Becoming a victim at the hands of another or through outside events in ways that are easily recognized and understood by other people.

There are many actions that happen that leave victims behind in their wake:

  • Natural disasters are a huge creator of victims. This last year has seen multiple hurricanes that devastated sections of the United States and Caribbean, as well as earthquakes in the U.S., Mexico, Central and South America, the Middle East, Asia and the Far East. Forest fires and flooding have also taken a toll of many all over the world. The grieving victims of these events number in the millions.

  • The acts of organized terrorism and deranged individuals have also impacted tens of thousands of people around the world in terms of both the loss of life and the loss of feelings of safety and security. News stories of random violence seem to appear daily in the media, which cause them to touch, not only those directly affected, but everyone else as well. Often forgotten are those whose stories of loss at the hand of another do not make headlines, such as the victims of muggings, robberies and physical assault.

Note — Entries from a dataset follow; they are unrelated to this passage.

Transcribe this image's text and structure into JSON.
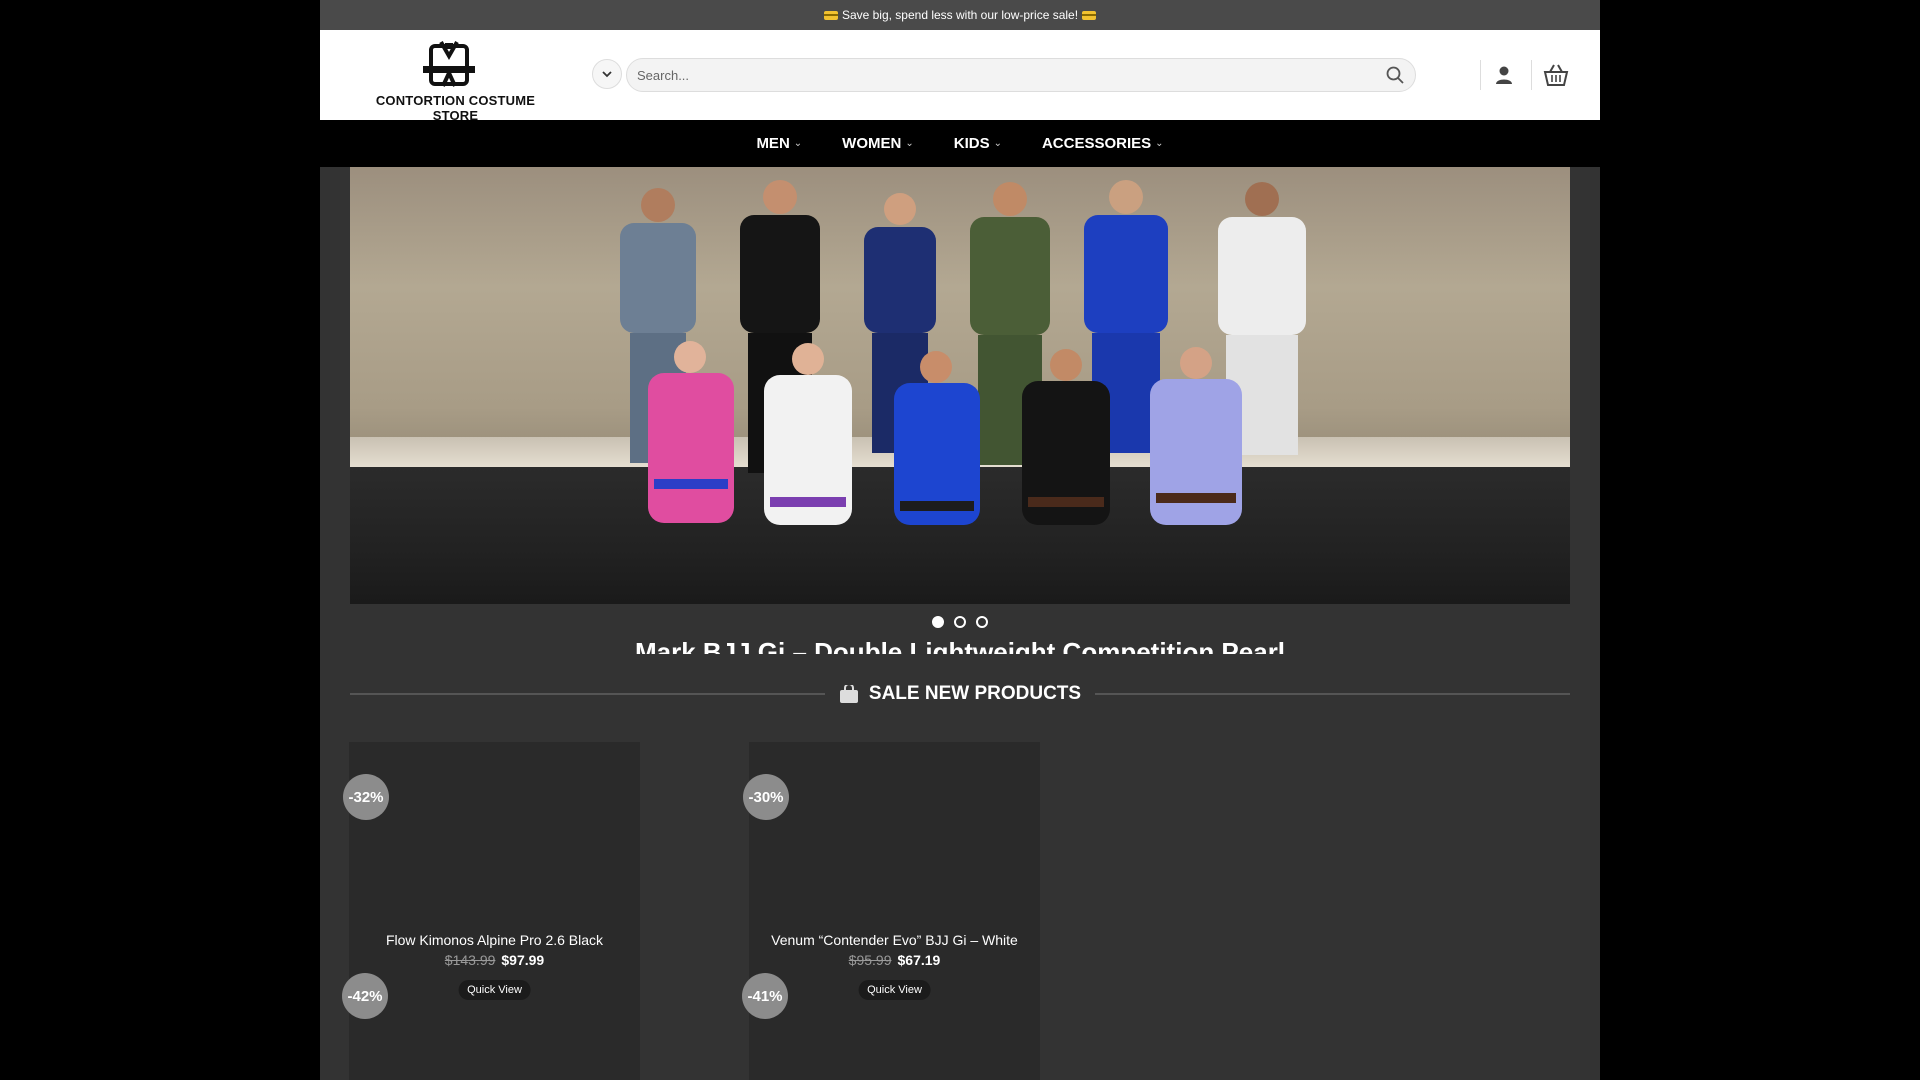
{
  "topbar": {
    "message": "Save big, spend less with our low-price sale!"
  },
  "header": {
    "store_name": "CONTORTION COSTUME STORE",
    "search": {
      "placeholder": "Search..."
    }
  },
  "nav": [
    {
      "label": "MEN"
    },
    {
      "label": "WOMEN"
    },
    {
      "label": "KIDS"
    },
    {
      "label": "ACCESSORIES"
    }
  ],
  "slider": {
    "active_index": 0,
    "dot_count": 3,
    "partial_title": "Mark BJJ Gi – Double Lightweight Competition Pearl"
  },
  "section": {
    "title": "SALE NEW PRODUCTS",
    "icon": "shopping-bag-icon"
  },
  "products": [
    {
      "badge": "-32%",
      "title": "Flow Kimonos Alpine Pro 2.6 Black",
      "old_price": "$143.99",
      "new_price": "$97.99",
      "quick_view": "Quick View"
    },
    {
      "badge": "-30%",
      "title": "Venum “Contender Evo” BJJ Gi – White",
      "old_price": "$95.99",
      "new_price": "$67.19",
      "quick_view": "Quick View"
    },
    {
      "badge": "-42%"
    },
    {
      "badge": "-41%"
    }
  ],
  "colors": {
    "page_bg": "#333333",
    "topbar_bg": "#4a4a4a",
    "nav_bg": "#000000",
    "badge_bg": "#8c8c8c"
  }
}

  • Rarely does a day pass, of late, that we are not reminded of the sexual victimization of women (and sometimes men as well). Many of the stories focus on people in power who make unwanted advances on others in the workplace. Those involved in sexual trafficking around the world victimize a far larger, but often forgotten, number of people. While the bulk of the stories speak to legal actions to deal with this problem, little attention is devoted to the emotional loss and grief suffered by the victims.

  • For some, their source of victimization is based on acts of government. It may be in efforts to repress minority groups, or the relocation of people for one reason or another. It may be due to acts of war within a single country, such has been seen in Syria, or between nations. Sometimes it’s simply based on regulations or taxation. Whatever the cause, the victims of these actions are left grieving the changes that have been brought to their lives.

  • Ponzi schemes, such as those of Bernie Madoff and others like him, have left people financially destitute. Many of his victims lost all of their savings and monetary security. This resulted in an enormous sense of grief in that their lifetime savings were now gone.

These are only the “tip of the iceberg” when it comes to stories of how events and the actions of others can create both victims and grievers.

Some sources of the victimization at the hands of others can be just as emotionally painful, but never make headlines.

  • There are some victims who suffer verbal, physical, and/or sexual abuse in their home environment at the hands of members of their friends and family. These victims often suffer their grief silently and never share it with others. That certainly does not mean that their suffering is any less painful. Since they are silent and do not seek outside assistance, their hidden feelings of pain can be overwhelming.

  • There are those who become the victims of another simply in not receiving emotional support from someone who is normally expected to provide it. They continually find themselves seeking validation from someone who cannot, or will not, provide it for any number of possible reasons. These victims often grieve in silence as well, until the level of pain they are holding inside becomes too great to bear alone.

  • And certainly, there are those who are the victims of the losses of everyday life. It might be due to a death, divorce, estrangement, or any one of the more than 40 different grief issues of living. The emotional pain that these people feel, that is often ignored or discounted by others, can leave them feeling like a victim.

Obviously, based on just this very limited number of sources that have been covered, it’s easy to understand that there are many outside influences that leave people feeling that they are victims.

Sometimes we can become a victim at our own hands.